--- DATA FOR ANALYSIS ---
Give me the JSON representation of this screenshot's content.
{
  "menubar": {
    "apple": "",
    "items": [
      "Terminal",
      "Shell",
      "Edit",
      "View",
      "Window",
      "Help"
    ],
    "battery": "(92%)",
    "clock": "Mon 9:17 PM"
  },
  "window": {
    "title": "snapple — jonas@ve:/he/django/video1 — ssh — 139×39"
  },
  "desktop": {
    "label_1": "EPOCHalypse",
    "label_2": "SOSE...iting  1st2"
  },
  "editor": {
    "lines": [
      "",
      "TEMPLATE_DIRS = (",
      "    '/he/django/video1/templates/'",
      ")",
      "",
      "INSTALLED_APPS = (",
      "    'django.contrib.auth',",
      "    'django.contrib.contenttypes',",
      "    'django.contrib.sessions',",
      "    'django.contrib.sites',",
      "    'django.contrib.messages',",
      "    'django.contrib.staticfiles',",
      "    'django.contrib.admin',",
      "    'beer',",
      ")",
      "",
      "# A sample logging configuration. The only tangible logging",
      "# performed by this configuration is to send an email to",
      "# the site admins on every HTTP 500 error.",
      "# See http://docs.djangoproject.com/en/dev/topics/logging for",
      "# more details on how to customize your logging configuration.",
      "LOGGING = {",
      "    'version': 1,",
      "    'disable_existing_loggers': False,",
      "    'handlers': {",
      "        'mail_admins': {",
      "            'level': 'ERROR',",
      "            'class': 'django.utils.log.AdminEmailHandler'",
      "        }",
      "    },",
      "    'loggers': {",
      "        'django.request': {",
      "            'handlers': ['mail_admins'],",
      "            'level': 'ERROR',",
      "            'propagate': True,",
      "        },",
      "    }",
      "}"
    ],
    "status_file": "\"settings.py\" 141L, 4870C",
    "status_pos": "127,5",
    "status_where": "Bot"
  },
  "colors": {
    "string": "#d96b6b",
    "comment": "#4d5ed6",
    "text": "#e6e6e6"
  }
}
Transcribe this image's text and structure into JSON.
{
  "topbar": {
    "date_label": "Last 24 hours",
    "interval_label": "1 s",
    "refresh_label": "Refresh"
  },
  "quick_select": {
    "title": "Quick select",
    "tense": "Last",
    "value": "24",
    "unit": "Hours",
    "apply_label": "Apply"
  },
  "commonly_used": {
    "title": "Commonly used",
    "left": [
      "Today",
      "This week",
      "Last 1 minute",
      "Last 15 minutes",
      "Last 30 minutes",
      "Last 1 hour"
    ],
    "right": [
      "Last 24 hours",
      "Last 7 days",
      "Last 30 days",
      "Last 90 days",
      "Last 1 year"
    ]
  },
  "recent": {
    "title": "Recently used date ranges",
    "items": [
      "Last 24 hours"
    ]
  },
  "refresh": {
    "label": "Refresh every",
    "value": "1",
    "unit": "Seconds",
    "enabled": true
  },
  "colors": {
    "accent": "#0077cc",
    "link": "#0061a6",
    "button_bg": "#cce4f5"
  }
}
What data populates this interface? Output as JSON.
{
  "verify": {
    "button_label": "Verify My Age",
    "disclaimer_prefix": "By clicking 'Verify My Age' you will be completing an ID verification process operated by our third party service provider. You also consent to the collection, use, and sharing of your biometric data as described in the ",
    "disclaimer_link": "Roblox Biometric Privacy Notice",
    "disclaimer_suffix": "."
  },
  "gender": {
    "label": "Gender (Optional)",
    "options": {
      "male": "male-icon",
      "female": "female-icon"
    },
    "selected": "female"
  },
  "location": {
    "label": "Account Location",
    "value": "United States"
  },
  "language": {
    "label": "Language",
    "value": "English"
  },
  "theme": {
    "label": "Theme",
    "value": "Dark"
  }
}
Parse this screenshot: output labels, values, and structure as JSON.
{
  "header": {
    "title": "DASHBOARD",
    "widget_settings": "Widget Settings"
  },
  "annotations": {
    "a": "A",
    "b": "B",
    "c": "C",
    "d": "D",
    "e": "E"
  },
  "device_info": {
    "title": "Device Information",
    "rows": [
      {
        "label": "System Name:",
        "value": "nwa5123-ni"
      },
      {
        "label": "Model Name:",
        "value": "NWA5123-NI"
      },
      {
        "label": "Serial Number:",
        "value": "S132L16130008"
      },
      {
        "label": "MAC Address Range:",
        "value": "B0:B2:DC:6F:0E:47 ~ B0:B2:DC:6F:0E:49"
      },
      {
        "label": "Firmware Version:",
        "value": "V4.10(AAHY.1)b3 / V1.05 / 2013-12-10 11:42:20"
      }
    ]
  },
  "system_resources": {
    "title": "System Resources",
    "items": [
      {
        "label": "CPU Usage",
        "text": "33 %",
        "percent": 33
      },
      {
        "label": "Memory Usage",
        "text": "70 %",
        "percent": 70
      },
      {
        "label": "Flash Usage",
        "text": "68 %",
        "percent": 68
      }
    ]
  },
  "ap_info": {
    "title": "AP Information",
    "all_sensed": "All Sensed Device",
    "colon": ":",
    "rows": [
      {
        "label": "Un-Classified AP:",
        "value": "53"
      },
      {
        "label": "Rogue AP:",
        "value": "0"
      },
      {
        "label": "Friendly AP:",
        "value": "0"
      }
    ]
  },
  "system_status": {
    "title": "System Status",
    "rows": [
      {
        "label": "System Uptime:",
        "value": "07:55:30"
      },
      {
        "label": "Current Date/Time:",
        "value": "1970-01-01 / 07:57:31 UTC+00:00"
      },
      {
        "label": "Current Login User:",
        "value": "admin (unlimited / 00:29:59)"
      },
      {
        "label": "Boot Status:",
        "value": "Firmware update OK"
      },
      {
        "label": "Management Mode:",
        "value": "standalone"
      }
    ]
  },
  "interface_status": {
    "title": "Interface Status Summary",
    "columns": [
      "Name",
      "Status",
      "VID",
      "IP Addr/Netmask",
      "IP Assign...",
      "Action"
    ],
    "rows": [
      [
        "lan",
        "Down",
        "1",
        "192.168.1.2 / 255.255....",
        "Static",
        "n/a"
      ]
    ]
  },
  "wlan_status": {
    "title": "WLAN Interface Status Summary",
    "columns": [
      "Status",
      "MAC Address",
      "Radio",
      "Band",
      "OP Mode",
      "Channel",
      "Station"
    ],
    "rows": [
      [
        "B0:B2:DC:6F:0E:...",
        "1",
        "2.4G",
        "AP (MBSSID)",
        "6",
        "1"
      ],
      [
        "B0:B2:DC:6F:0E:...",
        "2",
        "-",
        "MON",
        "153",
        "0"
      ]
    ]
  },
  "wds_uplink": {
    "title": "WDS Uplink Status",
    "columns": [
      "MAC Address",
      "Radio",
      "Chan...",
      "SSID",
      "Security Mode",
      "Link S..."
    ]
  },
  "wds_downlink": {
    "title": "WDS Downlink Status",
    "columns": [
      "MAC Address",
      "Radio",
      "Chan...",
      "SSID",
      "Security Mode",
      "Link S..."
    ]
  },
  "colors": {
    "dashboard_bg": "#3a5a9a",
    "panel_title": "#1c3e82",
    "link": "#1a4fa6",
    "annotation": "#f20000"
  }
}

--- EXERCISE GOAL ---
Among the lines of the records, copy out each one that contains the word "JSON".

--- FINAL ANSWER ---
Give me the JSON representation of this screenshot's content.
Transcribe this image's text and structure into JSON.
What data populates this interface? Output as JSON.
Parse this screenshot: output labels, values, and structure as JSON.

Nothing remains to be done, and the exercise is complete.